Please repeat the whole listing exactly, but leave the pictures out.

[Start of Attachment]

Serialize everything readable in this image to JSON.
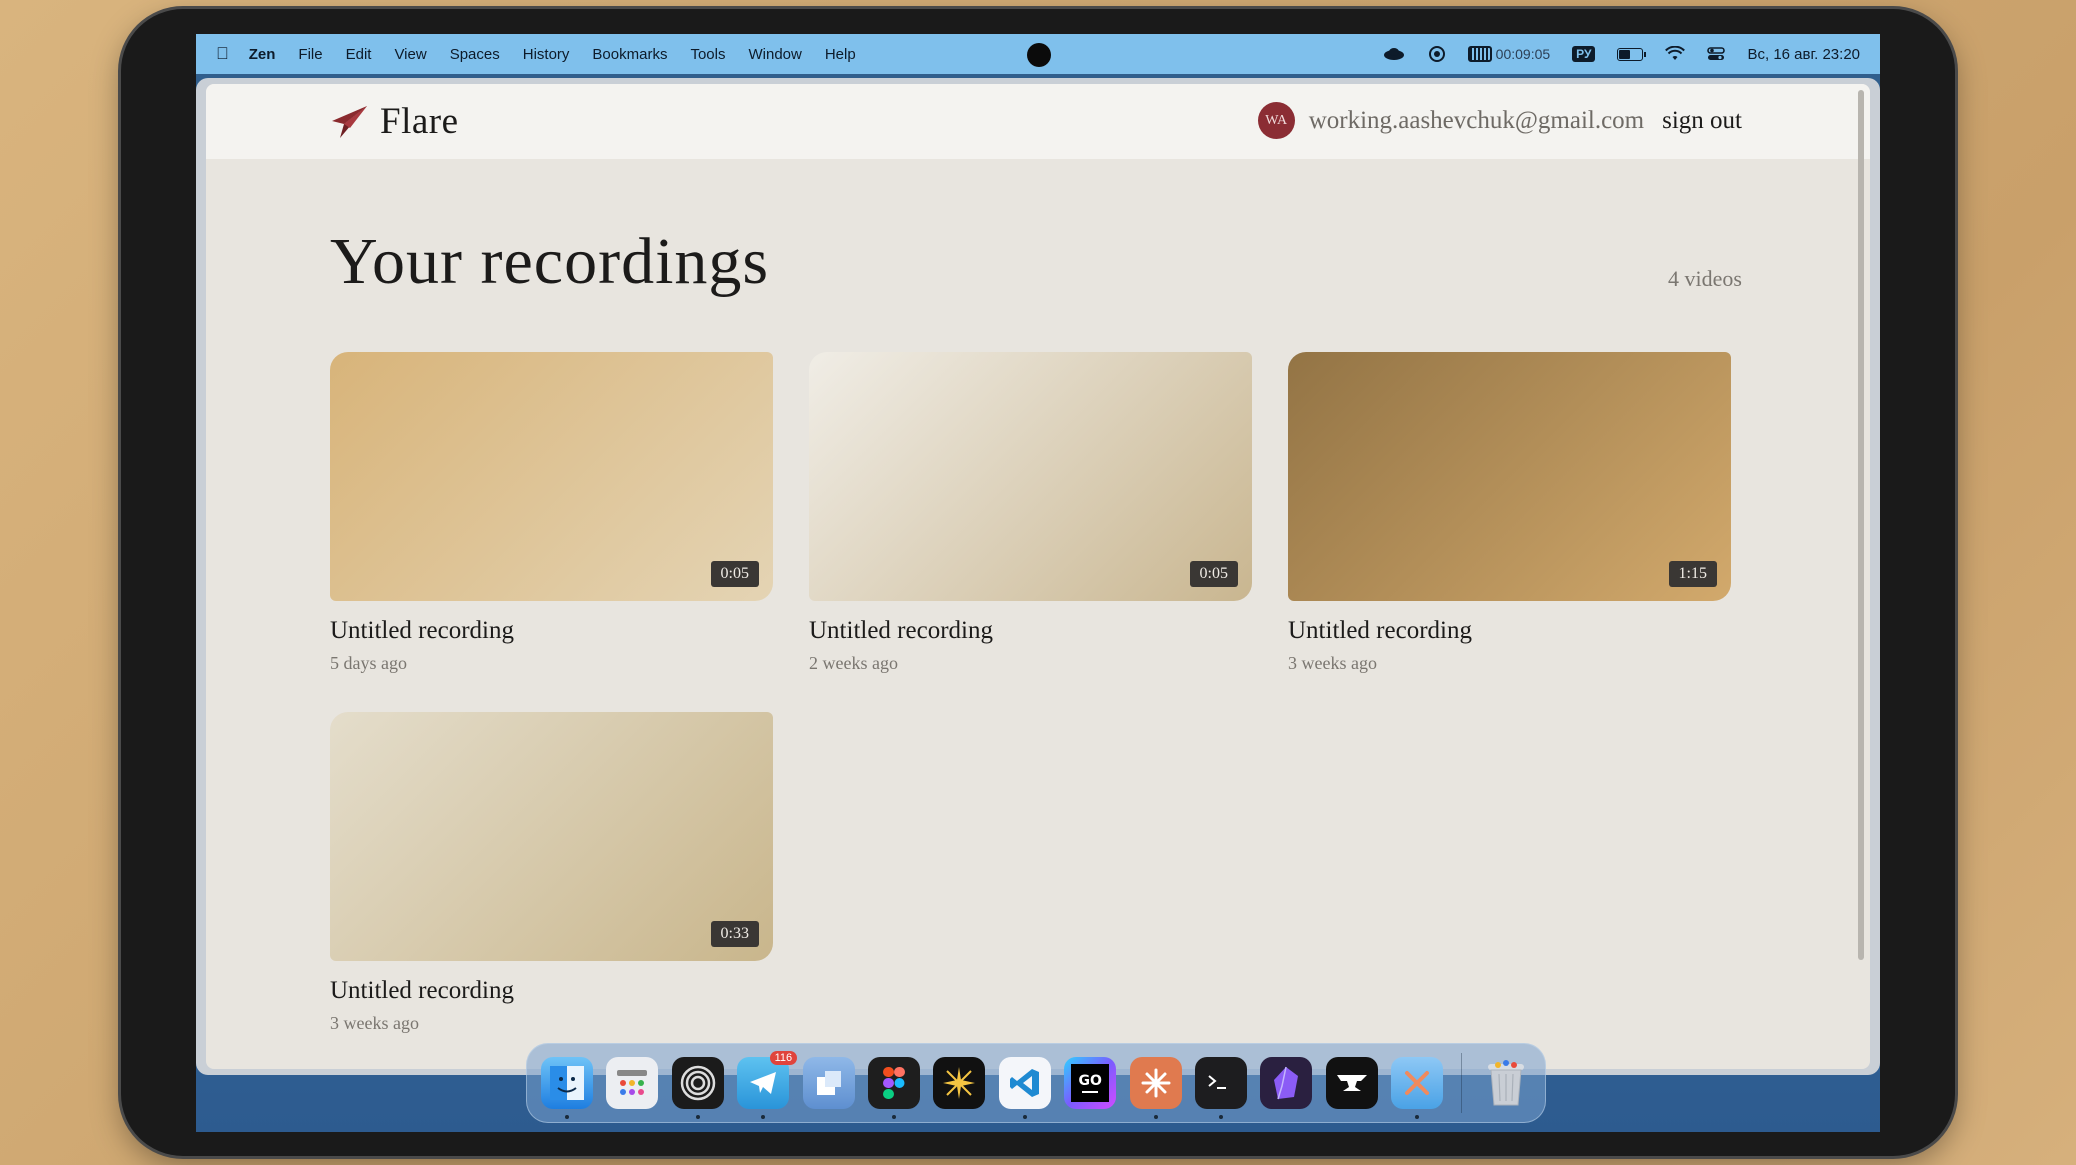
{
  "menubar": {
    "app_name": "Zen",
    "items": [
      "File",
      "Edit",
      "View",
      "Spaces",
      "History",
      "Bookmarks",
      "Tools",
      "Window",
      "Help"
    ],
    "timer": "00:09:05",
    "input_source": "РУ",
    "datetime": "Вс, 16 авг.  23:20"
  },
  "site": {
    "brand": "Flare",
    "user_initials": "WA",
    "user_email": "working.aashevchuk@gmail.com",
    "sign_out": "sign out"
  },
  "main": {
    "heading": "Your recordings",
    "count": "4 videos"
  },
  "recordings": [
    {
      "title": "Untitled recording",
      "date": "5 days ago",
      "duration": "0:05",
      "gradient": [
        "#d8b47a",
        "#e4d4b4"
      ]
    },
    {
      "title": "Untitled recording",
      "date": "2 weeks ago",
      "duration": "0:05",
      "gradient": [
        "#f0ede6",
        "#c9b690"
      ]
    },
    {
      "title": "Untitled recording",
      "date": "3 weeks ago",
      "duration": "1:15",
      "gradient": [
        "#937445",
        "#d2a96c"
      ]
    },
    {
      "title": "Untitled recording",
      "date": "3 weeks ago",
      "duration": "0:33",
      "gradient": [
        "#e4ddcb",
        "#c9b68c"
      ]
    }
  ],
  "dock": {
    "telegram_badge": "116",
    "apps": [
      "finder-icon",
      "launchpad-icon",
      "arc-icon",
      "telegram-icon",
      "screens-icon",
      "figma-icon",
      "spark-icon",
      "vscode-icon",
      "goland-icon",
      "claude-icon",
      "terminal-icon",
      "obsidian-icon",
      "anvil-icon",
      "xcode-icon",
      "trash-icon"
    ],
    "goland_label": "GO"
  }
}
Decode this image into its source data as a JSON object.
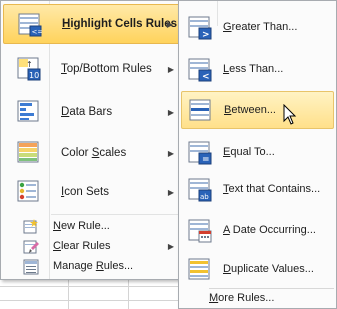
{
  "main_menu": {
    "items": [
      {
        "label_pre": "",
        "label_key": "H",
        "label_post": "ighlight Cells Rules",
        "icon": "highlight-cells-rules-icon"
      },
      {
        "label_pre": "",
        "label_key": "T",
        "label_post": "op/Bottom Rules",
        "icon": "top-bottom-rules-icon"
      },
      {
        "label_pre": "",
        "label_key": "D",
        "label_post": "ata Bars",
        "icon": "data-bars-icon"
      },
      {
        "label_pre": "Color ",
        "label_key": "S",
        "label_post": "cales",
        "icon": "color-scales-icon"
      },
      {
        "label_pre": "",
        "label_key": "I",
        "label_post": "con Sets",
        "icon": "icon-sets-icon"
      }
    ],
    "small_items": [
      {
        "label_pre": "",
        "label_key": "N",
        "label_post": "ew Rule...",
        "icon": "new-rule-icon"
      },
      {
        "label_pre": "",
        "label_key": "C",
        "label_post": "lear Rules",
        "icon": "clear-rules-icon"
      },
      {
        "label_pre": "Manage ",
        "label_key": "R",
        "label_post": "ules...",
        "icon": "manage-rules-icon"
      }
    ],
    "submenu_arrow": "▶"
  },
  "sub_menu": {
    "items": [
      {
        "label_pre": "",
        "label_key": "G",
        "label_post": "reater Than...",
        "icon": "greater-than-icon",
        "symbol": ">"
      },
      {
        "label_pre": "",
        "label_key": "L",
        "label_post": "ess Than...",
        "icon": "less-than-icon",
        "symbol": "<"
      },
      {
        "label_pre": "",
        "label_key": "B",
        "label_post": "etween...",
        "icon": "between-icon",
        "symbol": ""
      },
      {
        "label_pre": "",
        "label_key": "E",
        "label_post": "qual To...",
        "icon": "equal-to-icon",
        "symbol": "="
      },
      {
        "label_pre": "",
        "label_key": "T",
        "label_post": "ext that Contains...",
        "icon": "text-contains-icon",
        "symbol": "ab"
      },
      {
        "label_pre": "",
        "label_key": "A",
        "label_post": " Date Occurring...",
        "icon": "date-occurring-icon",
        "symbol": ""
      },
      {
        "label_pre": "",
        "label_key": "D",
        "label_post": "uplicate Values...",
        "icon": "duplicate-values-icon",
        "symbol": ""
      }
    ],
    "more_pre": "",
    "more_key": "M",
    "more_post": "ore Rules..."
  },
  "colors": {
    "active_highlight": "#ffd35c",
    "hover_highlight": "#ffe08a",
    "menu_border": "#a7abb0"
  }
}
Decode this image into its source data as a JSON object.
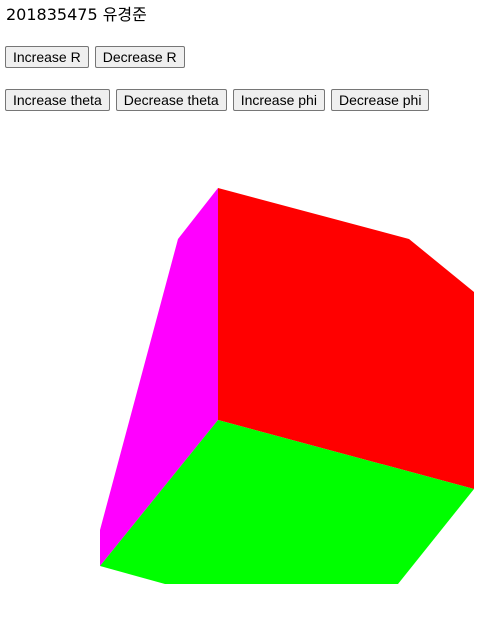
{
  "header": {
    "title": "201835475 유경준"
  },
  "controls": {
    "increase_r": "Increase R",
    "decrease_r": "Decrease R",
    "increase_theta": "Increase theta",
    "decrease_theta": "Decrease theta",
    "increase_phi": "Increase phi",
    "decrease_phi": "Decrease phi"
  },
  "cube": {
    "faces": [
      {
        "name": "red-face",
        "color": "#ff0000"
      },
      {
        "name": "magenta-face",
        "color": "#ff00ff"
      },
      {
        "name": "green-face",
        "color": "#00ff00"
      }
    ]
  }
}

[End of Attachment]

### Reply to the task
Serialize everything readable in this image to JSON.
{
  "menubar": {
    "app_name": "Zen",
    "items": [
      "File",
      "Edit",
      "View",
      "Spaces",
      "History",
      "Bookmarks",
      "Tools",
      "Window",
      "Help"
    ],
    "timer": "00:09:05",
    "input_source": "РУ",
    "datetime": "Вс, 16 авг.  23:20"
  },
  "site": {
    "brand": "Flare",
    "user_initials": "WA",
    "user_email": "working.aashevchuk@gmail.com",
    "sign_out": "sign out"
  },
  "main": {
    "heading": "Your recordings",
    "count": "4 videos"
  },
  "recordings": [
    {
      "title": "Untitled recording",
      "date": "5 days ago",
      "duration": "0:05",
      "gradient": [
        "#d8b47a",
        "#e4d4b4"
      ]
    },
    {
      "title": "Untitled recording",
      "date": "2 weeks ago",
      "duration": "0:05",
      "gradient": [
        "#f0ede6",
        "#c9b690"
      ]
    },
    {
      "title": "Untitled recording",
      "date": "3 weeks ago",
      "duration": "1:15",
      "gradient": [
        "#937445",
        "#d2a96c"
      ]
    },
    {
      "title": "Untitled recording",
      "date": "3 weeks ago",
      "duration": "0:33",
      "gradient": [
        "#e4ddcb",
        "#c9b68c"
      ]
    }
  ],
  "dock": {
    "telegram_badge": "116",
    "apps": [
      "finder-icon",
      "launchpad-icon",
      "arc-icon",
      "telegram-icon",
      "screens-icon",
      "figma-icon",
      "spark-icon",
      "vscode-icon",
      "goland-icon",
      "claude-icon",
      "terminal-icon",
      "obsidian-icon",
      "anvil-icon",
      "xcode-icon",
      "trash-icon"
    ],
    "goland_label": "GO"
  }
}
Decode this image into its source data as a JSON object.
{
  "main_menu": {
    "items": [
      {
        "label_pre": "",
        "label_key": "H",
        "label_post": "ighlight Cells Rules",
        "icon": "highlight-cells-rules-icon"
      },
      {
        "label_pre": "",
        "label_key": "T",
        "label_post": "op/Bottom Rules",
        "icon": "top-bottom-rules-icon"
      },
      {
        "label_pre": "",
        "label_key": "D",
        "label_post": "ata Bars",
        "icon": "data-bars-icon"
      },
      {
        "label_pre": "Color ",
        "label_key": "S",
        "label_post": "cales",
        "icon": "color-scales-icon"
      },
      {
        "label_pre": "",
        "label_key": "I",
        "label_post": "con Sets",
        "icon": "icon-sets-icon"
      }
    ],
    "small_items": [
      {
        "label_pre": "",
        "label_key": "N",
        "label_post": "ew Rule...",
        "icon": "new-rule-icon"
      },
      {
        "label_pre": "",
        "label_key": "C",
        "label_post": "lear Rules",
        "icon": "clear-rules-icon"
      },
      {
        "label_pre": "Manage ",
        "label_key": "R",
        "label_post": "ules...",
        "icon": "manage-rules-icon"
      }
    ],
    "submenu_arrow": "▶"
  },
  "sub_menu": {
    "items": [
      {
        "label_pre": "",
        "label_key": "G",
        "label_post": "reater Than...",
        "icon": "greater-than-icon",
        "symbol": ">"
      },
      {
        "label_pre": "",
        "label_key": "L",
        "label_post": "ess Than...",
        "icon": "less-than-icon",
        "symbol": "<"
      },
      {
        "label_pre": "",
        "label_key": "B",
        "label_post": "etween...",
        "icon": "between-icon",
        "symbol": ""
      },
      {
        "label_pre": "",
        "label_key": "E",
        "label_post": "qual To...",
        "icon": "equal-to-icon",
        "symbol": "="
      },
      {
        "label_pre": "",
        "label_key": "T",
        "label_post": "ext that Contains...",
        "icon": "text-contains-icon",
        "symbol": "ab"
      },
      {
        "label_pre": "",
        "label_key": "A",
        "label_post": " Date Occurring...",
        "icon": "date-occurring-icon",
        "symbol": ""
      },
      {
        "label_pre": "",
        "label_key": "D",
        "label_post": "uplicate Values...",
        "icon": "duplicate-values-icon",
        "symbol": ""
      }
    ],
    "more_pre": "",
    "more_key": "M",
    "more_post": "ore Rules..."
  },
  "colors": {
    "active_highlight": "#ffd35c",
    "hover_highlight": "#ffe08a",
    "menu_border": "#a7abb0"
  }
}
Decode this image into its source data as a JSON object.
{
  "header": {
    "title": "201835475 유경준"
  },
  "controls": {
    "increase_r": "Increase R",
    "decrease_r": "Decrease R",
    "increase_theta": "Increase theta",
    "decrease_theta": "Decrease theta",
    "increase_phi": "Increase phi",
    "decrease_phi": "Decrease phi"
  },
  "cube": {
    "faces": [
      {
        "name": "red-face",
        "color": "#ff0000"
      },
      {
        "name": "magenta-face",
        "color": "#ff00ff"
      },
      {
        "name": "green-face",
        "color": "#00ff00"
      }
    ]
  }
}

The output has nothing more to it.